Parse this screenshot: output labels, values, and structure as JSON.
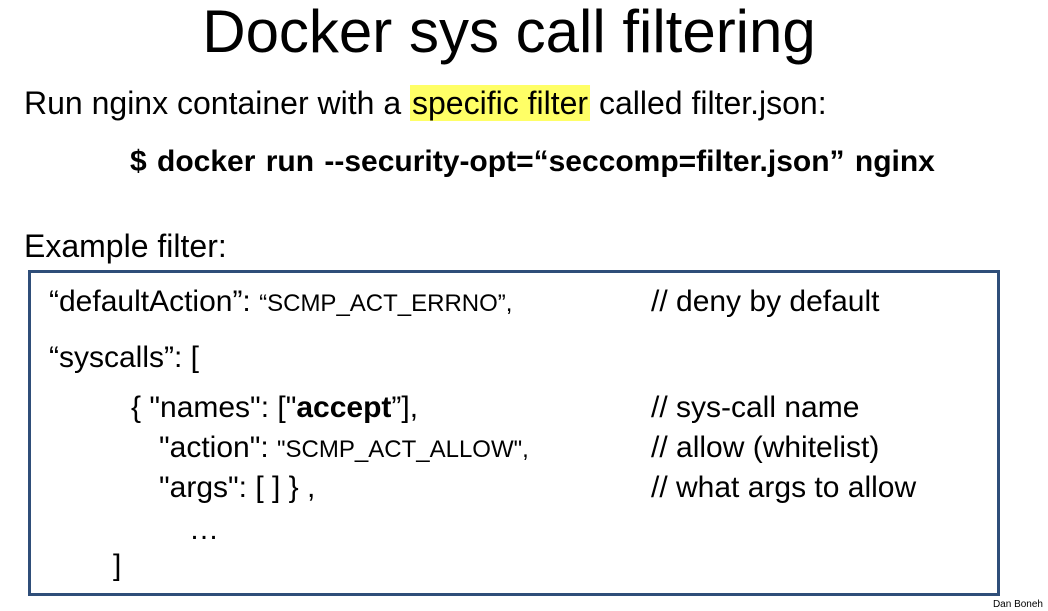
{
  "title": "Docker sys call filtering",
  "intro": {
    "before": "Run nginx container with a ",
    "highlight": "specific filter",
    "after": " called filter.json:"
  },
  "highlight_color": "#ffff66",
  "command": "$  docker  run  --security-opt=“seccomp=filter.json”   nginx",
  "example_label": "Example filter:",
  "code": {
    "line1_key": "“defaultAction”:  ",
    "line1_value": "“SCMP_ACT_ERRNO”,",
    "line1_comment": "//  deny by default",
    "line2": "“syscalls”: [",
    "line3_pre": "{  \"names\":  [\"",
    "line3_bold": "accept",
    "line3_post": "”],",
    "line3_comment": "//  sys-call name",
    "line4_key": "\"action\":  ",
    "line4_value": "\"SCMP_ACT_ALLOW\",",
    "line4_comment": "//  allow (whitelist)",
    "line5": "\"args\": [ ]  } ,",
    "line5_comment": "// what args to allow",
    "line6": "…",
    "line7": "]"
  },
  "box_border_color": "#2f4e79",
  "credit": "Dan Boneh"
}
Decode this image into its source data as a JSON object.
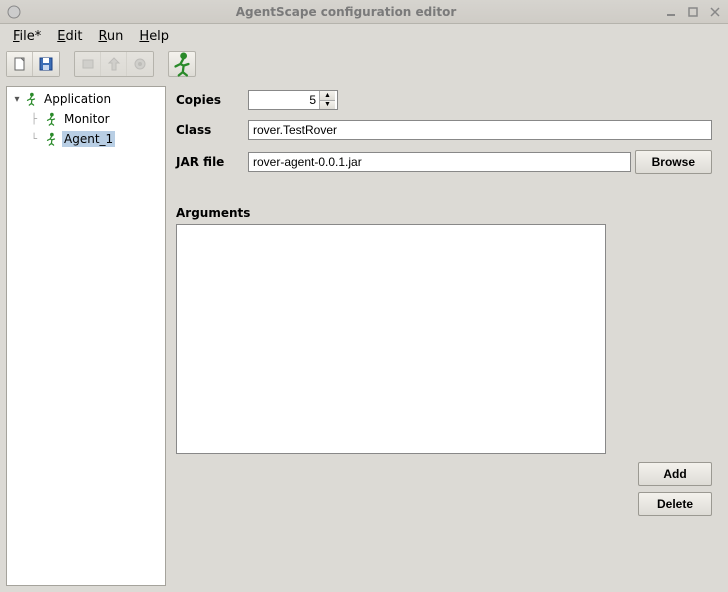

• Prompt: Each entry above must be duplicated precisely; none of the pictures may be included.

• Task response:
Parse this screenshot: output labels, values, and structure as JSON.
{
  "title": "Docker sys call filtering",
  "intro": {
    "before": "Run nginx container with a ",
    "highlight": "specific filter",
    "after": " called filter.json:"
  },
  "highlight_color": "#ffff66",
  "command": "$  docker  run  --security-opt=“seccomp=filter.json”   nginx",
  "example_label": "Example filter:",
  "code": {
    "line1_key": "“defaultAction”:  ",
    "line1_value": "“SCMP_ACT_ERRNO”,",
    "line1_comment": "//  deny by default",
    "line2": "“syscalls”: [",
    "line3_pre": "{  \"names\":  [\"",
    "line3_bold": "accept",
    "line3_post": "”],",
    "line3_comment": "//  sys-call name",
    "line4_key": "\"action\":  ",
    "line4_value": "\"SCMP_ACT_ALLOW\",",
    "line4_comment": "//  allow (whitelist)",
    "line5": "\"args\": [ ]  } ,",
    "line5_comment": "// what args to allow",
    "line6": "…",
    "line7": "]"
  },
  "box_border_color": "#2f4e79",
  "credit": "Dan Boneh"
}
Decode this image into its source data as a JSON object.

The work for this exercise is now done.